CYBERSECURITY: The ongoing fallout from the recent massive Russian hacking incident that has become known as the SolarWinds breach will be in the spotlight on Capitol Hill this week, as multiple House and Senate panels examine the extent of what is likely the largest cyberattack in U.S. history (The Hill). … States have paid out billions in fraudulent unemployment benefits over the course of the pandemic as creaky governmental systems first created decades ago struggle to keep up with evolving digital technology and cyber hacks that expose millions of Social Security numbers to international criminals (The Hill).



Computer code is reflected in a user's eye

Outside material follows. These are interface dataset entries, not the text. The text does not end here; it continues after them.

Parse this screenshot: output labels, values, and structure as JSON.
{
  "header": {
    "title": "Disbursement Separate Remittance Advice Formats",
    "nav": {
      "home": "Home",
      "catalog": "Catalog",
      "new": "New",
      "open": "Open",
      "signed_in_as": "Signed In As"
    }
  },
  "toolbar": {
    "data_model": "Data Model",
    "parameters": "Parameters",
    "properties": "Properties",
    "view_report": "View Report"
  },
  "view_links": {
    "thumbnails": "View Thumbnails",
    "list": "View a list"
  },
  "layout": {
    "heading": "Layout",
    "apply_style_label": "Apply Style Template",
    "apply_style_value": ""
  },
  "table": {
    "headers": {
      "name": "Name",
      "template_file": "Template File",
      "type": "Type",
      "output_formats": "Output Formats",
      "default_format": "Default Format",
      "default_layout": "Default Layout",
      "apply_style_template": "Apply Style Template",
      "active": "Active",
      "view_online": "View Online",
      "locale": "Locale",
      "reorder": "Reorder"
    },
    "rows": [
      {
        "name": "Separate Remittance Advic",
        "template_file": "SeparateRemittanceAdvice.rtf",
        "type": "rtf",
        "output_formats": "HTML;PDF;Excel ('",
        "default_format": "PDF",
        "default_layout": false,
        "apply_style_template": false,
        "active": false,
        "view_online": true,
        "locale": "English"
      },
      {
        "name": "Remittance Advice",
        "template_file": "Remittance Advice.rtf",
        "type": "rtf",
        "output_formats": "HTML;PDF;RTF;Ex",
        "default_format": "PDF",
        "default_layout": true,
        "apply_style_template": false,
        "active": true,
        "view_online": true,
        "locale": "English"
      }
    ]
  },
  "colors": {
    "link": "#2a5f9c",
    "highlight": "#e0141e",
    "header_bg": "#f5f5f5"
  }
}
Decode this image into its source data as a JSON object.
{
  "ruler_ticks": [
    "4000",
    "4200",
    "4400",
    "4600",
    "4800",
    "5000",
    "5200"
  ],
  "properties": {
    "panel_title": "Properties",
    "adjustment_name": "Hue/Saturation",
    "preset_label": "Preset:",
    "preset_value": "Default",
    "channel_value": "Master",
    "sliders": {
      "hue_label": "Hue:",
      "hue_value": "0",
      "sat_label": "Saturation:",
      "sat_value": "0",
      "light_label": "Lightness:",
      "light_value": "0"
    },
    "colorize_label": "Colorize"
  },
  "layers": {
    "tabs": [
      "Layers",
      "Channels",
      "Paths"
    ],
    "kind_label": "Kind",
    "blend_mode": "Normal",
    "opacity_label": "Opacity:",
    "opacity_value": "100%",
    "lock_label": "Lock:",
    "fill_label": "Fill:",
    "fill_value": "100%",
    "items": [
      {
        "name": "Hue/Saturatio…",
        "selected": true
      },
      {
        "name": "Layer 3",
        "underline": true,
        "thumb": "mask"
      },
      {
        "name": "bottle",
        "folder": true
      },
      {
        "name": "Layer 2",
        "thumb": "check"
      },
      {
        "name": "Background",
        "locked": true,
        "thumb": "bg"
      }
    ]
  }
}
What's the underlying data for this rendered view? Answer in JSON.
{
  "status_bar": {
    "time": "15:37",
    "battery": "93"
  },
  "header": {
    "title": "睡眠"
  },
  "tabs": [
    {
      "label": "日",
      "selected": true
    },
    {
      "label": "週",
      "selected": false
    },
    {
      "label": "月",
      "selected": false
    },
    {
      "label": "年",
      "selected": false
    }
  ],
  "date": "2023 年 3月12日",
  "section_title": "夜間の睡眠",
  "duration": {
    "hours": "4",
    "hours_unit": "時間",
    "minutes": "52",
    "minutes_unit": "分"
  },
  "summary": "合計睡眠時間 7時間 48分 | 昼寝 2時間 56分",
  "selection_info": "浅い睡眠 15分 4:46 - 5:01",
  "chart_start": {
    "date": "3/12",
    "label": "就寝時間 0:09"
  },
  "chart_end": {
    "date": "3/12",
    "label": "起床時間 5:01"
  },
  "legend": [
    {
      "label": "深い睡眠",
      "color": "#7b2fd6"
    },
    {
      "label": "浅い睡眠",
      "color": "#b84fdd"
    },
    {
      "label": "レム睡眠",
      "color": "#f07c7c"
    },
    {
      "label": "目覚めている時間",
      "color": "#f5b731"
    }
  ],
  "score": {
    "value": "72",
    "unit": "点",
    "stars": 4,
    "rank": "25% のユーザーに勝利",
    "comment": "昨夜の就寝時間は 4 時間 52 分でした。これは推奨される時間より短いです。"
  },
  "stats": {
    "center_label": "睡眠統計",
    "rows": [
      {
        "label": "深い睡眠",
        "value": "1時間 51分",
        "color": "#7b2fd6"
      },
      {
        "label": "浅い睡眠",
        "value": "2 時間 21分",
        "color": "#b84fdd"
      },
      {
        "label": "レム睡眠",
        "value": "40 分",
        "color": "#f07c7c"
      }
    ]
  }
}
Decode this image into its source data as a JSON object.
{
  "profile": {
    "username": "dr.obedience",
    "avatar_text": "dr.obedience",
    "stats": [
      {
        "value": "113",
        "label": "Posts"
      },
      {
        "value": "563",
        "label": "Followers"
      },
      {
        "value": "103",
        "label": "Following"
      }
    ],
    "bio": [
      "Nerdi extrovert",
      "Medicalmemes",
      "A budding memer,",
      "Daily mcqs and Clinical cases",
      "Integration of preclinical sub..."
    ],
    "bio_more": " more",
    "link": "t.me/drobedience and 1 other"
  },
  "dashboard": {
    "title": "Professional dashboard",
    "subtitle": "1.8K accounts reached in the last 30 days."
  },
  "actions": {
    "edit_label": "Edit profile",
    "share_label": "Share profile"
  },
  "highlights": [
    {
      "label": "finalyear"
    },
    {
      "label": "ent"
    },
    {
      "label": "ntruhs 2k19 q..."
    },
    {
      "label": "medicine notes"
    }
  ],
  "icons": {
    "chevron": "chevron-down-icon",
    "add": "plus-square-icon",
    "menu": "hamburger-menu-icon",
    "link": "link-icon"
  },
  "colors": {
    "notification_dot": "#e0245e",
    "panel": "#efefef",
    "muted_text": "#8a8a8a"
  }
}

SUMMER ‘BEE’: The Scripps National Spelling Bee, which had to be canceled last year because of COVID-19, is being recast in a new format as a purely oral contest for 200 contenders. Instead of compressing the entire competition into a week — spellers often refer to Bee Week as a highlight of their young lives — the bee will be stretched over several weeks and take place semi virtually. The preliminary rounds will be held in mid-June, the semifinals on June 27 and the ESPN-televised finals on July 8, with in-person competition limited to a dozen contestants who will gather at Walt Disney World in Florida, Scripps announced on Monday (The Associated Press). Find out how to enter HERE.


And finally …  What’s old is still new, especially in the science of black holes. The late Stephen Hawking, the British theoretical physicist and author, once bet that the Cygnus X-1 system, discovered in 1964, did not include a black hole — but conceded his mistake in 1990 when scientists had broadly accepted that Cygnus X-1 contained the first known black hole in the universe.


Fast-forward to 2021, and new observations suggest that black hole is much bigger than previously thought, weighing 21 times as much as the sun. Why is that important? Because for a black hole that massive to exist in the Milky Way, its parent star must have shed less of its mass through stellar winds than initially thought, scientists say. How Cygnus-X1 became a black hole is now less certain. One other update: Cygnus X-1 is now calculated to be 7,200 light-years from Earth (Science News). 



A tweet discussing black holes